Hence in the wake of the attack by these terrorists, the whole country out of shock and disbelief came out in massive numbers not only to condemn it but to show their support to the president and his government. Just a week ago the country celebrated with pride and in high spirit an unprecedented award bestowed on President Jammeh by the world Food and Agriculture Organisation (FAO), for eradicating hunger in The Gambia. It was a unique achievement by a modern African leader that the prosecutor could have cited to illustrate a dedicated leader determined to help and save the lives of the poor and underprivileged who in no way should be compared to Idi Amin a notorious serial mass murderer. The prosecutor could have informed the judge that the attack by those men of American citizenry and Gambian origin was seriously condemned by the whole world including the United Nations, African Union and other world organizations and nations like Britain, France, Germany together with almost all African countries and not only Barack Obama and Eric Holder; that the Obama administration did not cry foul simply because of their friendship with an admirable African leader. Of course President Jammeh is very admirable to Obama because the latter understands how the former possess the kind of good and strong leadership trait vital to move Africa ahead.

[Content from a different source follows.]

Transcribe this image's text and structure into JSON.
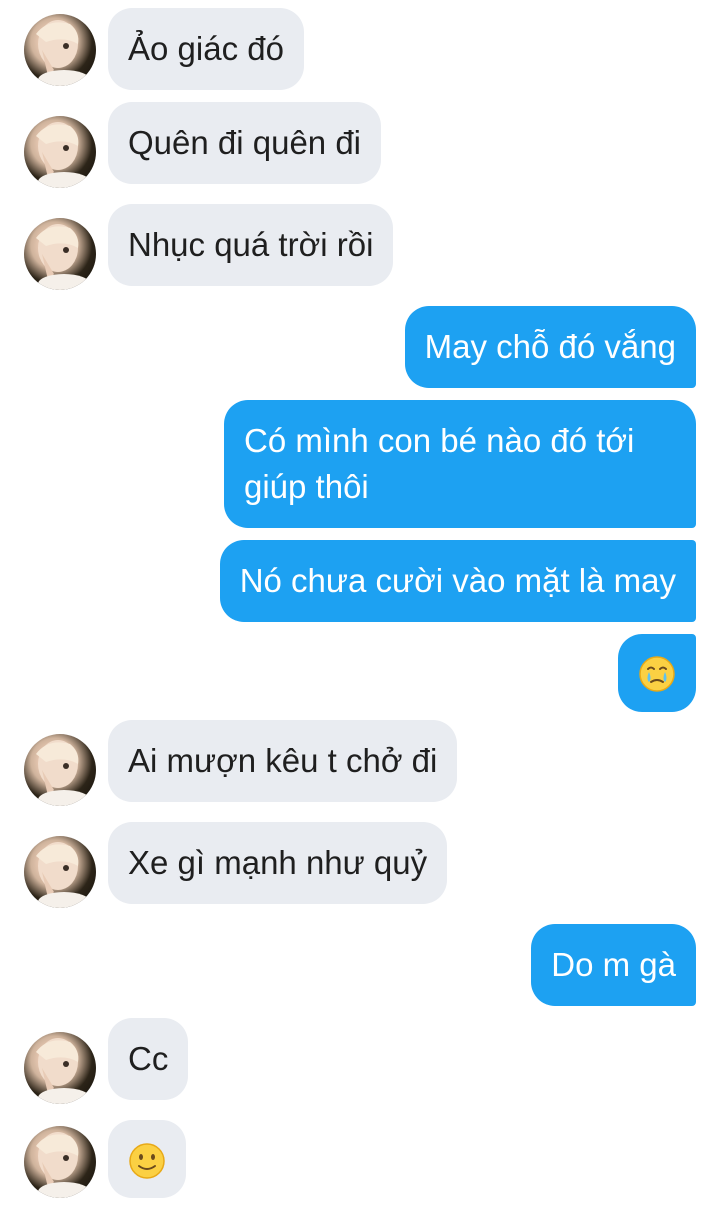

Although I have some serious reservations about judges in the Red state of Minnesota, I cannot definitively say that the ostensibly careless prosecutor’s position and the defence’s unconscionable arguments leading to his comparison of Jammeh and Amin will influence the final judgment or sentencing of the arrested bandits; but, trust me, if it does, to the extent of letting them get away with the crime, then America will in the eyes of the world send a bleak signal that will further confirm people’s doubt over the somber flaws in her overall justice system.
These people went to destabilise a very stable country. They could have destroyed the habitat of a wonderful nation for selfish reasons hidden under the guise of fighting dictatorship and perhaps run right back to America after thousands are rendered homeless and into refugee lives.

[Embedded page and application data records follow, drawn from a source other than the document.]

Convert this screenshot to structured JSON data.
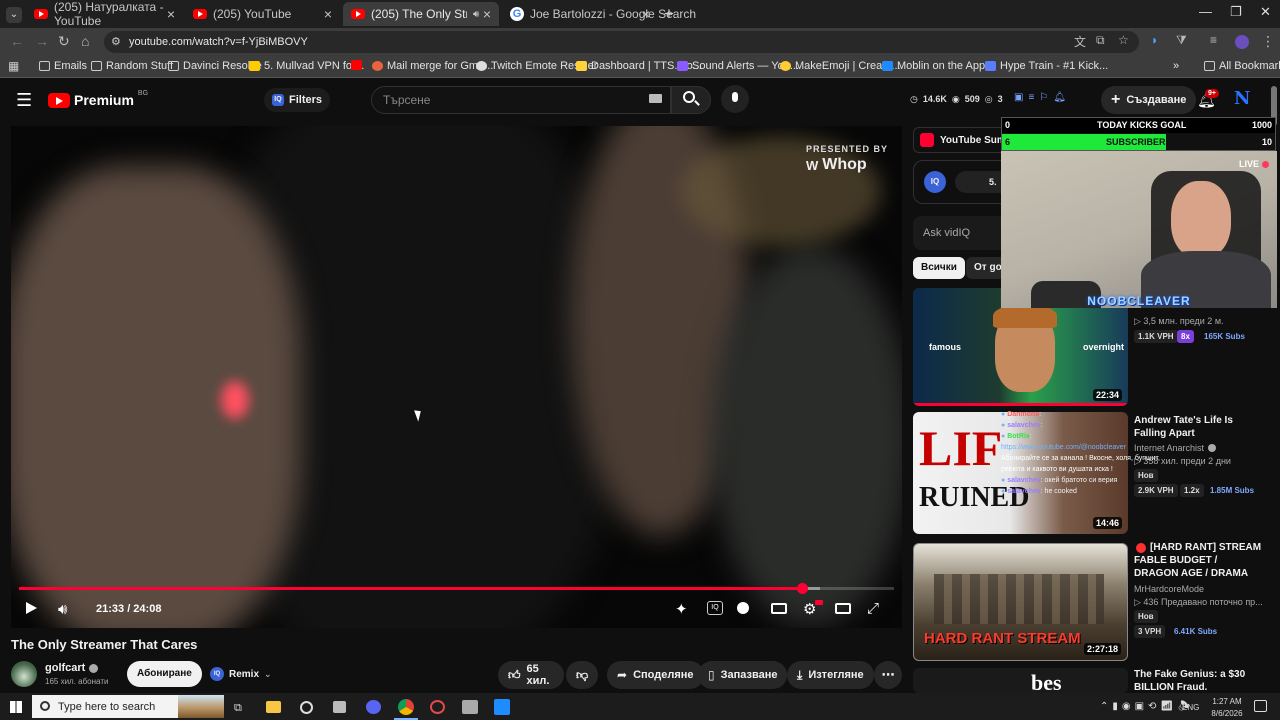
{
  "browser": {
    "tabs": [
      {
        "title": "(205) Натуралката - YouTube",
        "active": false
      },
      {
        "title": "(205) YouTube",
        "active": false
      },
      {
        "title": "(205) The Only Streamer Th",
        "active": true
      },
      {
        "title": "Joe Bartolozzi - Google Search",
        "active": false
      }
    ],
    "url": "youtube.com/watch?v=f-YjBiMBOVY",
    "bookmarks": [
      {
        "label": "Emails",
        "icon": "folder-icon"
      },
      {
        "label": "Random Stuff",
        "icon": "folder-icon"
      },
      {
        "label": "Davinci Resolve",
        "icon": "folder-icon"
      },
      {
        "label": "5. Mullvad VPN for...",
        "icon": "mullvad-icon"
      },
      {
        "label": "",
        "icon": "youtube-icon"
      },
      {
        "label": "Mail merge for Gma...",
        "icon": "mail-icon"
      },
      {
        "label": "Twitch Emote Resizer",
        "icon": "resize-icon"
      },
      {
        "label": "Dashboard | TTS.Mo...",
        "icon": "dashboard-icon"
      },
      {
        "label": "Sound Alerts — You...",
        "icon": "sound-icon"
      },
      {
        "label": "MakeEmoji | Create...",
        "icon": "emoji-icon"
      },
      {
        "label": "Moblin on the App...",
        "icon": "appstore-icon"
      },
      {
        "label": "Hype Train - #1 Kick...",
        "icon": "shield-icon"
      }
    ],
    "all_bookmarks": "All Bookmarks"
  },
  "yt": {
    "premium": "Premium",
    "region": "BG",
    "filters": "Filters",
    "search_placeholder": "Търсене",
    "stats": {
      "subs": "14.6K",
      "videos": "509",
      "views": "3"
    },
    "create": "Създаване",
    "notif_count": "9+"
  },
  "player": {
    "time": "21:33 / 24:08",
    "progress": 0.895,
    "buffer": 0.915,
    "sponsor_top": "PRESENTED BY",
    "sponsor_brand": "Whop"
  },
  "video": {
    "title": "The Only Streamer That Cares",
    "channel": "golfcart",
    "subscribers": "165 хил. абонати",
    "subscribe": "Абониране",
    "remix": "Remix",
    "likes": "65 хил.",
    "share": "Споделяне",
    "save": "Запазване",
    "download": "Изтегляне"
  },
  "sidebar": {
    "header": "YouTube Sum",
    "iq_value": "5.",
    "ask": "Ask vidIQ",
    "chips": [
      "Всички",
      "От gol"
    ],
    "videos": [
      {
        "duration": "22:34",
        "thumb_left": "famous",
        "thumb_right": "overnight",
        "meta": "▷ 3,5 млн.  преди 2 м.",
        "vph": "1.1K VPH",
        "mult": "8x",
        "subs": "165K Subs"
      },
      {
        "duration": "14:46",
        "title": "Andrew Tate's Life Is Falling Apart",
        "channel": "Internet Anarchist",
        "meta": "▷ 358 хил.  преди 2 дни",
        "new": "Нов",
        "vph": "2.9K VPH",
        "mult": "1.2x",
        "subs": "1.85M Subs",
        "thumb_text_1": "LIF",
        "thumb_text_2": "RUINED"
      },
      {
        "duration": "2:27:18",
        "title": "[HARD RANT] STREAM FABLE BUDGET / DRAGON AGE / DRAMA",
        "channel": "MrHardcoreMode",
        "meta": "▷ 436  Предавано поточно пр...",
        "new": "Нов",
        "vph": "3 VPH",
        "subs": "6.41K Subs",
        "thumb_text": "HARD RANT STREAM"
      },
      {
        "title": "The Fake Genius: a $30 BILLION Fraud.",
        "thumb_text": "bes"
      }
    ]
  },
  "overlay": {
    "goal1_left": "0",
    "goal1_label": "TODAY KICKS GOAL",
    "goal1_right": "1000",
    "goal2_left": "6",
    "goal2_label": "SUBSCRIBERS",
    "goal2_right": "10",
    "live": "LIVE",
    "cam_name": "NOOBCLEAVER",
    "chat": [
      {
        "user": "Danmons",
        "msg": ":",
        "color": "#ff5a5a"
      },
      {
        "user": "salavchev",
        "msg": ":",
        "color": "#9a7cff"
      },
      {
        "user": "BotRix",
        "msg": ":",
        "color": "#37e04a"
      },
      {
        "user": "",
        "msg": "https://www.youtube.com/@noobcleaver",
        "color": "#6fb1ff"
      },
      {
        "user": "",
        "msg": "Абонирайте се за канала ! Вкосне, холя, бупшит, ревюта и каквото ви душата иска !",
        "color": "#ffffff"
      },
      {
        "user": "salavchev",
        "msg": ": окей братото си верия",
        "color": "#9a7cff"
      },
      {
        "user": "salavchev",
        "msg": ": he cooked",
        "color": "#9a7cff"
      }
    ]
  },
  "taskbar": {
    "search": "Type here to search",
    "lang": "ENG",
    "time": "1:27 AM",
    "date": "8/6/2026"
  }
}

Haven’t we learnt enough from Iraq and Libya? Out of lies and pure arrogance, these nations once thriving under manageable conditions of peace and tranquility are now transformed into jungles where the majority today wished they were left alone with what they had in the past and not with everlasting terror constantly hovering over their heads.
In the event the case is compromised, it is my hope that the Gambia Government will explore a civil suit against the perpetrators and demand compensations for the economic and emotional troubles they brought to the Gambian nation and people. But as for now, let’s all pay close attention to how the American legal system will handle this case to the end.
May God bless The Gambia! May God bless His Excellency Sheikh, Professor, Alhaji Doctor Yahya AJJ Jammeh, President of the Republic of the Gambia.
The author, Samsudeen Sarr, was a former commander of the Gambia National Army and the author of several books. He now works and lives in
Newark, New Jersey, USA.]]>